AOL narrowly beat expectations for its high-margin, fast-growing segment including ad sales, merchant e-commerce deals and merchandise sales. Revenue for these operations amounted to $649 million -- about a third of AOL's total revenue -- up 80% from a year ago and ahead of expectations of about $640 million.
AOL reported earnings per share, excluding one-time items, of $350 million, or 14 cents per diluted share, compared to $182 million, or 7 cents per share, a year earlier. The consensus of analysts surveyed by
called for EPS of 13 cents. Revenue was $1.975 billion, matching expectations.
Analysts on the call expressed some concern about the size of AOL's backlog of advertising and e-commerce business, which, at $3 billion, remained uncharacteristically steady from the close of the prior quarter. But Pittman said the size of the backlog was under AOL's control, with the company shortening the average length of deals so that as it made more of them with mainstream companies, it could come back to the table and raise rates more often.
Among other statistics, the growth of the subscriber base for the flagship AOL service -- up 1.4 million to more than 24.6 million -- surpassed analysts' expectations for the quarter. Kelly pointed out that traditionally, the quarters ending in December and March are even stronger for the company.
As examples of benefits of its scale, AOL trumpeted that its per-hour narrowband connection expenses had declined 18% from last year, and its marketing expenses had declined as well.
AOL also reported glowing results of preliminary tests it had done of marketing Time Warner magazines and movies online.
About the only bad news in AOL's results was in its "enterprise solutions" operation, the former
. One year ago, on the eve of concerns about the Y2K bug -- remember the Y2K bug? -- revenue for the enterprise solutions operation was $122 million.

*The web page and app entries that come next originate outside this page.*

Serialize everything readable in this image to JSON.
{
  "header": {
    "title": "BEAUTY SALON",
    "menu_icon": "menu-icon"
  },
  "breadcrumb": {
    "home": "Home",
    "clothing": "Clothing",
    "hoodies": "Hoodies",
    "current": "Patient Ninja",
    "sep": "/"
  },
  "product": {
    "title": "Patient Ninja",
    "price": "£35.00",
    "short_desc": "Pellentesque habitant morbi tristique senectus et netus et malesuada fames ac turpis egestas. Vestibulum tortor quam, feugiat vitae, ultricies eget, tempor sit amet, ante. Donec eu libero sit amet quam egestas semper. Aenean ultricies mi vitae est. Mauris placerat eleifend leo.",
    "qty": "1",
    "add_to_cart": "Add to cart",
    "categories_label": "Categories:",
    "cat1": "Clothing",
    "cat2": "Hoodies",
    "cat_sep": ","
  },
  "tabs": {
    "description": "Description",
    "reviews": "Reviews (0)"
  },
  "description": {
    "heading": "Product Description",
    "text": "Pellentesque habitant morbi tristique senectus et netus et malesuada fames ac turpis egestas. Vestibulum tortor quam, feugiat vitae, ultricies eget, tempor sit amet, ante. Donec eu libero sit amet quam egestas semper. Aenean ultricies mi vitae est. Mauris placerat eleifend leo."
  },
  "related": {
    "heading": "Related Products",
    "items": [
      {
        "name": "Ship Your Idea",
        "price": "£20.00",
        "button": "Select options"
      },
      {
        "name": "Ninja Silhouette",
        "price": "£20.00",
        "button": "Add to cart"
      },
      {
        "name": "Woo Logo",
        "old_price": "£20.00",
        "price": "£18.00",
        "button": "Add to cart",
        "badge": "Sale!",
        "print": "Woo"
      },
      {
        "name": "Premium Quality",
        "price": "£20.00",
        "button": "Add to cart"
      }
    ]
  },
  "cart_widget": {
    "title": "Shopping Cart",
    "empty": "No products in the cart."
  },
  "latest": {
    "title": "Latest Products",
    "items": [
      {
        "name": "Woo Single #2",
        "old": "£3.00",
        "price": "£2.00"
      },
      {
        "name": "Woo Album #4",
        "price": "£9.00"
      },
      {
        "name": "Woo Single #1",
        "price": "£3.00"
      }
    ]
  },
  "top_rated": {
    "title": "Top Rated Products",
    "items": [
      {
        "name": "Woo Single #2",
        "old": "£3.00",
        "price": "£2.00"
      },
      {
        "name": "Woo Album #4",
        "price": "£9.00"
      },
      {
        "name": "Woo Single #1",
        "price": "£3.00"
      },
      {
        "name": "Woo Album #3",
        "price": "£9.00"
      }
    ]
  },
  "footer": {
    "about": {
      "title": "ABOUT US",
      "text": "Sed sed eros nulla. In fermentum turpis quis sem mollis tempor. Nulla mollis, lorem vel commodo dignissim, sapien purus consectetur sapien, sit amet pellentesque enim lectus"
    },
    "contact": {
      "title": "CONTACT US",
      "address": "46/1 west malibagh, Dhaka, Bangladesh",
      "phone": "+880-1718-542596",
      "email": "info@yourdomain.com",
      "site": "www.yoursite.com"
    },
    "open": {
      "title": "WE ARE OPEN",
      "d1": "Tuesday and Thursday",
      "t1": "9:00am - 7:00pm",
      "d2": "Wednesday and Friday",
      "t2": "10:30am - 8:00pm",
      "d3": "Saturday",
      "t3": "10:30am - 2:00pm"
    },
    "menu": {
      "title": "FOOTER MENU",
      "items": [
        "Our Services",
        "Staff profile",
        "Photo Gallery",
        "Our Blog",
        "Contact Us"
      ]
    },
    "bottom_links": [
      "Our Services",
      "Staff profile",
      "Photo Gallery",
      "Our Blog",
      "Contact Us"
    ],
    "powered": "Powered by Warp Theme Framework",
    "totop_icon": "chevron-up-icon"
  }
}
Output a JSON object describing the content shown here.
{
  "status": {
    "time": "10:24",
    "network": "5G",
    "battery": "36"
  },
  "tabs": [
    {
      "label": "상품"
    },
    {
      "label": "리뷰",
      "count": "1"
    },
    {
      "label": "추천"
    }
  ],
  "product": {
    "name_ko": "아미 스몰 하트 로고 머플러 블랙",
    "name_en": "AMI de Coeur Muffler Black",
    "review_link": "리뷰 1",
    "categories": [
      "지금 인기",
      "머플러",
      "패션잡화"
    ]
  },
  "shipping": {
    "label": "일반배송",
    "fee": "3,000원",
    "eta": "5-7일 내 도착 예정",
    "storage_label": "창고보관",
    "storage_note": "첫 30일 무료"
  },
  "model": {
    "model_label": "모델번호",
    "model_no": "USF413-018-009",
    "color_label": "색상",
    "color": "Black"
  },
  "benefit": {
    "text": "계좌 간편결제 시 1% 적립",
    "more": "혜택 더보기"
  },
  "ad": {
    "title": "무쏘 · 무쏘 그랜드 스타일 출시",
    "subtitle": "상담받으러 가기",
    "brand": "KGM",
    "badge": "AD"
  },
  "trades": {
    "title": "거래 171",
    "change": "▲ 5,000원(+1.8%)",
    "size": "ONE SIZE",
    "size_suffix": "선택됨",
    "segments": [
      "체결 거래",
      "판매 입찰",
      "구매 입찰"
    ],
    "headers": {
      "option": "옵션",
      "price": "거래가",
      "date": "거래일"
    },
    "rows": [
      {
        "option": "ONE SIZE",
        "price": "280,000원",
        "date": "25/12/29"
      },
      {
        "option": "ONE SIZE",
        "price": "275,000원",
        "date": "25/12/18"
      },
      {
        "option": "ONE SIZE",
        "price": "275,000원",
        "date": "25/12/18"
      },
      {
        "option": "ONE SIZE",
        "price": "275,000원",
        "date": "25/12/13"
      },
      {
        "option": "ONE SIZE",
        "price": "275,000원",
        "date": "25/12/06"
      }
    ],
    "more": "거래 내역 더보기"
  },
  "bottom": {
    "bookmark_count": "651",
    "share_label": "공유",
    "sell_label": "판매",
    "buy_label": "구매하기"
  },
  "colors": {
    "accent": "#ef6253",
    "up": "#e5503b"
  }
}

This fall, it was $120 million. But, focusing on the future with Time Warner as opposed to the past with Netscape, no analysts questioned management about the operation.